Liar, Liar

It’s so sad, it’s almost July 4th and this is only the second book I’ve read all summer!  Well, I have to start somewhere:

Liar, Liar by Gary Paulsen is about Kevin Spencer, a 14-year old boy who lies.  A lot.  But it works for him in a strange way, but the story has a good message that liars never prosper.  Or however that saying goes.

I have mixed reactions to this book.  It is so different than Gary Paulsen’s other works.  Had I not known, I would have thought it was by Andrew Clements because it reads a lot like one of his school stories.  That’s what I love about Carl Hiaasen – I can read his work and know it’s his.  But I suppose something can be said for being flexible with your voice.  He’s a ventriloquist of sorts!

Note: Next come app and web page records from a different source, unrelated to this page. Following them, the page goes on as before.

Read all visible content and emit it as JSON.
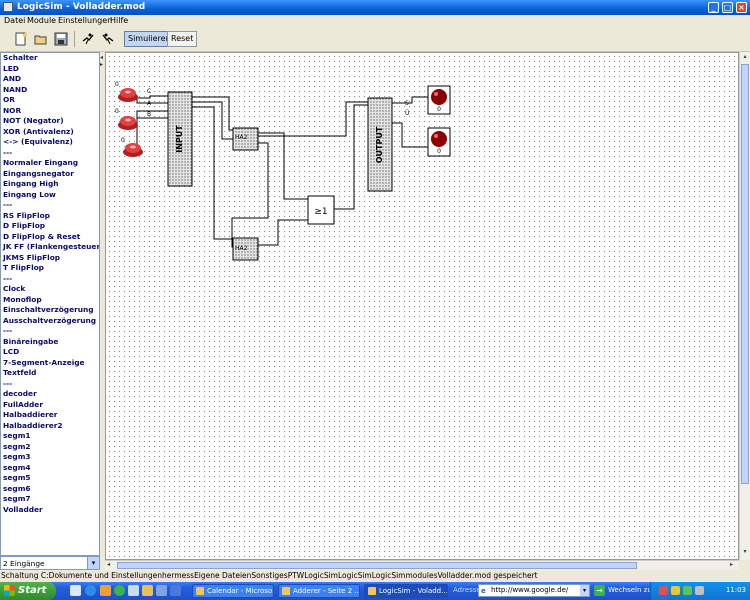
{
  "window": {
    "title": "LogicSim - Volladder.mod"
  },
  "menu": [
    "Datei",
    "Module",
    "Einstellungen",
    "Hilfe"
  ],
  "toolbar": {
    "simulate": "Simulieren",
    "reset": "Reset"
  },
  "sidebar": {
    "items": [
      "Schalter",
      "LED",
      "AND",
      "NAND",
      "OR",
      "NOR",
      "NOT (Negator)",
      "XOR (Antivalenz)",
      "<-> (Equivalenz)",
      "---",
      "Normaler Eingang",
      "Eingangsnegator",
      "Eingang High",
      "Eingang Low",
      "---",
      "RS FlipFlop",
      "D FlipFlop",
      "D FlipFlop & Reset",
      "JK FF (Flankengesteuert)",
      "JKMS FlipFlop",
      "T FlipFlop",
      "---",
      "Clock",
      "Monoflop",
      "Einschaltverzögerung",
      "Ausschaltverzögerung",
      "---",
      "Binäreingabe",
      "LCD",
      "7-Segment-Anzeige",
      "Textfeld",
      "---",
      "decoder",
      "FullAdder",
      "Halbaddierer",
      "Halbaddierer2",
      "segm1",
      "segm2",
      "segm3",
      "segm4",
      "segm5",
      "segm6",
      "segm7",
      "Volladder"
    ],
    "selector": "2 Eingänge"
  },
  "circuit": {
    "switches": [
      {
        "state": "0"
      },
      {
        "state": "0"
      },
      {
        "state": "0"
      }
    ],
    "input_pins": [
      "C",
      "A",
      "B"
    ],
    "input_block": "INPUT",
    "output_block": "OUTPUT",
    "output_pins": [
      "S",
      "Ü"
    ],
    "ha_blocks": [
      "HA2",
      "HA2"
    ],
    "or_gate": "≥1",
    "leds": [
      {
        "value": "0"
      },
      {
        "value": "0"
      }
    ]
  },
  "status": "Schaltung C:Dokumente und EinstellungenhermessEigene DateienSonstigesPTWLogicSimLogicSimLogicSimmodulesVolladder.mod gespeichert",
  "taskbar": {
    "start": "Start",
    "tasks": [
      "Calendar - Microso...",
      "Adderer - Seite 2 ...",
      "LogicSim - Voladd..."
    ],
    "address_label": "Adresse",
    "address": "http://www.google.de/",
    "go_label": "Wechseln zu",
    "clock": "11:03"
  }
}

But here’s two things, one I liked and one I didn’t.  Here’s what I liked, on page 97:  “So I went where I always go when I don’t know what to do – I headed for the library to organize my thoughts and hammer out a battle plan.”  Love that, Gary Paulsen!  But here’s what I hate, on page 108:  “My eyes stung and my throat closed, tight and burning.  I took a few minutes to stare at the floor until I was sure I could speak without squeaking or choking.”  A few minutes?  MINUTES?  I mean really.  Do you know how long a few minutes is, to just sit there and wait for someone?  Certainly Paulsen is not the first writer to use this inaccuracy, but it is like fingernails on the chalkboard for me.

Writers – especially those writing for children – please use language correctly and avoid this usage.  Thank you for your attention to this very serious matter.

Even so, I’d give this book a good strong B+.  It’s a fun character – plus I don’t think it’s going to be a series.  You know how I feel about series!